Incorporated in 1729, Georgetown is a city of 9,000 residents that rose to prominence as an indigo and rice producing seaport on Winyah Bay. By 1840, the region surrounding Georgetown produced nearly half of the country’s total rice crop. As the largest rice exporting port in the world, Georgetown’s streets quickly became lined with stately planter class residences.

Located along the South Santee River, Hampton Island was one of a system of rice plantations in the vicinity of Georgetown during the 18th and 19th centuries.

Naturally with emancipation, the city fell on economic hard times with the loss of free enslaved labor during the Reconstruction Era. By the 20th century, the city’s economy had been reborn with a heavy reliance on the lumber industry. During the mid-20th century, industry solidified the city’s economic base with the 1936 opening of a paper mill and the 1973 establishment of a steel mill.

Today, home to a national historic district with 49 contributing buildings in the central business district, Georgetown is a community where heritage tourism has emerged as a resounding business. Paralleling the Sampit River, historic Georgetown’s Front Street is home to a collection local boutique retailers and restaurants in 19th century brick buildings nestled along a Harborwalk, marinas and maritime based industry.

A look down St. James Street in the Georgetown Historic District. Laid out as a 174.5 acre town with 100 acres set aside as a commons in 1729. Acreage was divided into blocks by five streets constructed at right angles to the river.
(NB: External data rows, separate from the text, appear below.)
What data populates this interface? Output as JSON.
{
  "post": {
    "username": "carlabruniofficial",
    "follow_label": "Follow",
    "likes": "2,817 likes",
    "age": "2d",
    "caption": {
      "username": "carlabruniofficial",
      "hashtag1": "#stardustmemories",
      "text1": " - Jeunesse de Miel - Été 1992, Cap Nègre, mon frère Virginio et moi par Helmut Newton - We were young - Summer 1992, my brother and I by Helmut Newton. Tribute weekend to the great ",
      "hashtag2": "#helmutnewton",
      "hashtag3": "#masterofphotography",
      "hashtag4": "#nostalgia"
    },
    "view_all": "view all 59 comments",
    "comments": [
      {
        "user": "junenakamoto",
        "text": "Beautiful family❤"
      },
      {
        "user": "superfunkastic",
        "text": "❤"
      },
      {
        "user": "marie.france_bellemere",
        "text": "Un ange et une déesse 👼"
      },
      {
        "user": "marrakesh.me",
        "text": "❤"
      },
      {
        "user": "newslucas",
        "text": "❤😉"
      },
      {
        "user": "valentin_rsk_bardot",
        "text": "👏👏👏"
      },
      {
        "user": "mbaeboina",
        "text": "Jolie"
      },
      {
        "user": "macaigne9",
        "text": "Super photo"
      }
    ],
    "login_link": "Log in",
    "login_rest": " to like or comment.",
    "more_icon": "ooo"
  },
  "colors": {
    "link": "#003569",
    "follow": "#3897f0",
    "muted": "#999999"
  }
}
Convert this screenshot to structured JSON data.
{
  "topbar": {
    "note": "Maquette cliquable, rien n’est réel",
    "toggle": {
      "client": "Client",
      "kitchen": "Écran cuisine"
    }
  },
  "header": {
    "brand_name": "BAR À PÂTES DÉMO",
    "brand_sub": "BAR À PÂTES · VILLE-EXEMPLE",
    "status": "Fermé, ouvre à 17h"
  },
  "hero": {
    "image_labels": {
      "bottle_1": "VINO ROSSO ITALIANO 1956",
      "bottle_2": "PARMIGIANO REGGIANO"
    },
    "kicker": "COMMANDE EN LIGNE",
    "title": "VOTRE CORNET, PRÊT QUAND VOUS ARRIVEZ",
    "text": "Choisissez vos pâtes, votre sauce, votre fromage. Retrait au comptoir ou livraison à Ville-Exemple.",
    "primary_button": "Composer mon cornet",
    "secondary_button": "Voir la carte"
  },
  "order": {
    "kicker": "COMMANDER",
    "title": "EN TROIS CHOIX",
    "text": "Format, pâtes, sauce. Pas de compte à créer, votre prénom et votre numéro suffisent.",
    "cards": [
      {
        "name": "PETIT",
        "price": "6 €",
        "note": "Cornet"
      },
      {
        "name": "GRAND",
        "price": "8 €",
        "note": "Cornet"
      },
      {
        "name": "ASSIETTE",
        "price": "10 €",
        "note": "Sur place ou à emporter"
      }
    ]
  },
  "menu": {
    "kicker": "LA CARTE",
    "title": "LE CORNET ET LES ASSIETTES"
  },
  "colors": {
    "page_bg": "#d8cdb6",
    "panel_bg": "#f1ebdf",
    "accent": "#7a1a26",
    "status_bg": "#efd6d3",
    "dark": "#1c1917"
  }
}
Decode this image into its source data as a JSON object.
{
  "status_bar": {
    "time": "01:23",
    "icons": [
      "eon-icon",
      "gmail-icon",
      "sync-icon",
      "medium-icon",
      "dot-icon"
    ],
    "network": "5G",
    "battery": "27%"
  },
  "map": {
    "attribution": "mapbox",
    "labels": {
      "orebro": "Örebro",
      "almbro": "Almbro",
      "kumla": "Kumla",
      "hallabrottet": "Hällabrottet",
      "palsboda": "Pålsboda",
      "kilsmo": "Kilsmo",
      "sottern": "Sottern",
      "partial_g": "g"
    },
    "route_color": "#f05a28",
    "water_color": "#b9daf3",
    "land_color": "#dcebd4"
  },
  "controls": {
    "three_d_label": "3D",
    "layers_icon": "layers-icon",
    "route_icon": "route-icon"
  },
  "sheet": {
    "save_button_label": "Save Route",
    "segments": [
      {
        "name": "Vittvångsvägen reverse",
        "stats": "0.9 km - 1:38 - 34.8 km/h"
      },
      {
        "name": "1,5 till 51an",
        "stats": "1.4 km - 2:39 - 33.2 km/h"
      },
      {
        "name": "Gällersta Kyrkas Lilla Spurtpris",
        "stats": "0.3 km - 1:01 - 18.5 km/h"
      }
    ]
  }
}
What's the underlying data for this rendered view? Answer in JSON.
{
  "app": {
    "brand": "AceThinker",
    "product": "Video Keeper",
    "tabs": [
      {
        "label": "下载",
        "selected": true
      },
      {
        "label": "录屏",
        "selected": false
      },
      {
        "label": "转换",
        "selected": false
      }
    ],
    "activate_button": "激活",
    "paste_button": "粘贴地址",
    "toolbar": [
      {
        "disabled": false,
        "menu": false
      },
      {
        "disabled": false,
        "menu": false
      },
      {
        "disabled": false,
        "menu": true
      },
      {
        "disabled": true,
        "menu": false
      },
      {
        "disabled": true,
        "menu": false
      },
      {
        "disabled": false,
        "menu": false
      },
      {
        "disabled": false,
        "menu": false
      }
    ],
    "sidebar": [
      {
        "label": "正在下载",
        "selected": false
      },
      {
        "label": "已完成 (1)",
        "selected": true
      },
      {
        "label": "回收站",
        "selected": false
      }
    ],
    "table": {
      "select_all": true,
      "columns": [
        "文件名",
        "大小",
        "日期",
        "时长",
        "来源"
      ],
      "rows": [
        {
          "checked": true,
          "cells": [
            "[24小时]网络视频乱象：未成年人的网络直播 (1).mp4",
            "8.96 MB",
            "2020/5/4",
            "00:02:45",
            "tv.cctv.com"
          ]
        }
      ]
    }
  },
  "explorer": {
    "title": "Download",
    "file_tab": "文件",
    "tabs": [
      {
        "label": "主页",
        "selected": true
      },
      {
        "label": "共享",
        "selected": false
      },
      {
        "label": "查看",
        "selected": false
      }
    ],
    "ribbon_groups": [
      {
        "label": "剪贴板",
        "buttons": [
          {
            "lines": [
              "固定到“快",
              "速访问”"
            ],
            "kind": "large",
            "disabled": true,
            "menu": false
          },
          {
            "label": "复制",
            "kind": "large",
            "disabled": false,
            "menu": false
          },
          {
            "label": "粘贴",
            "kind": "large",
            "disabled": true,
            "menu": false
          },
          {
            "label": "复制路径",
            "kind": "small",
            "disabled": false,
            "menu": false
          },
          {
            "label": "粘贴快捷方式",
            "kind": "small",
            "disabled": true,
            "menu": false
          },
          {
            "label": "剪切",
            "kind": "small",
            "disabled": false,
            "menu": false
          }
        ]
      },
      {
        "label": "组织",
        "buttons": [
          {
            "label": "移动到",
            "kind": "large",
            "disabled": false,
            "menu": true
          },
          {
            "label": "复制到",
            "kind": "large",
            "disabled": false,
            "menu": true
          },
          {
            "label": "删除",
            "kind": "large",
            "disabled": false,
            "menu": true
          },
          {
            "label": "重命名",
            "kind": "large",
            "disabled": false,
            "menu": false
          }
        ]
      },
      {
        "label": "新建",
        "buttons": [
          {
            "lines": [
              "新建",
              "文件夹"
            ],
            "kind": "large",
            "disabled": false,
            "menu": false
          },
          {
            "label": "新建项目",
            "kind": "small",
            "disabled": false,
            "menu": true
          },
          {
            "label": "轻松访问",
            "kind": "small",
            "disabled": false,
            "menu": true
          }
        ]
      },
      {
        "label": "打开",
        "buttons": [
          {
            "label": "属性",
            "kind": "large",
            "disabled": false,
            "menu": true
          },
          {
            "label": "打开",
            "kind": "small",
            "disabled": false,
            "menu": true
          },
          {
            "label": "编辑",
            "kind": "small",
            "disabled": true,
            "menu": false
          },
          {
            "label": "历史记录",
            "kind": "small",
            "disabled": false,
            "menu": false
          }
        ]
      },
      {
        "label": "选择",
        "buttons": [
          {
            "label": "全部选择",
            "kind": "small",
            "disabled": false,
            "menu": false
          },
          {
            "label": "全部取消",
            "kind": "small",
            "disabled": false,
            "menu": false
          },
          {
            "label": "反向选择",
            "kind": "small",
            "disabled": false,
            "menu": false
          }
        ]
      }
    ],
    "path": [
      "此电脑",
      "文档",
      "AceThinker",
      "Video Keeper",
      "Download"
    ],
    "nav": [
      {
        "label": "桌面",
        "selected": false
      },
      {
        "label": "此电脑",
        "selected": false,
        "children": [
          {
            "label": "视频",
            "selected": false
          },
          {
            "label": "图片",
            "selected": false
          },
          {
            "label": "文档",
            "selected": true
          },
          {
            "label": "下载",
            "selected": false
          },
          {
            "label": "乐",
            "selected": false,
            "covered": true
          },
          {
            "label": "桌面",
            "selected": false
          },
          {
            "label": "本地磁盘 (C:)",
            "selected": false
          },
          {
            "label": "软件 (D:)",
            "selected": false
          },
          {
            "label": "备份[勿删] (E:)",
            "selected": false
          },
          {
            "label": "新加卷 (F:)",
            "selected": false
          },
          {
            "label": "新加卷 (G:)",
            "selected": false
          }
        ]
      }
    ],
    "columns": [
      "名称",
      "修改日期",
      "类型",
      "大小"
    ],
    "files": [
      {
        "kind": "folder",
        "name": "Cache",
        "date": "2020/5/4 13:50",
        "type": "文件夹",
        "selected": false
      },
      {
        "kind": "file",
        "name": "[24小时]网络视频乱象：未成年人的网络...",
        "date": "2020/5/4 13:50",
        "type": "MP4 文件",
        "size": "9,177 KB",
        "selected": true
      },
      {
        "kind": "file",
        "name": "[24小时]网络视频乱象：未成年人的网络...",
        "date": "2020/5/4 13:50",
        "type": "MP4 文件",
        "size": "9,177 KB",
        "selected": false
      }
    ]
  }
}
With 28 structures dating back to the 18th century and another 18 built prior to the Civil War, the district was listed in the National Register on October 14, 1971.

The Stormy Seas Seafood Market on Meeting Street.

Hazzard Marine is the only full service marine repair and refit facility within an 85 mile stretch of coast between Myrtle Beach and Charleston.

Paralleling the Sampit River, Front Street continues to serve as the historic center of commerce within the Georgetown Historic District.

The Rollin Local Restaurant at the intersection of Front and Broad streets.

The Big Tuna Raw Bar (aka The Old Fish House) claims to serve fresh Yankee on a daily basis.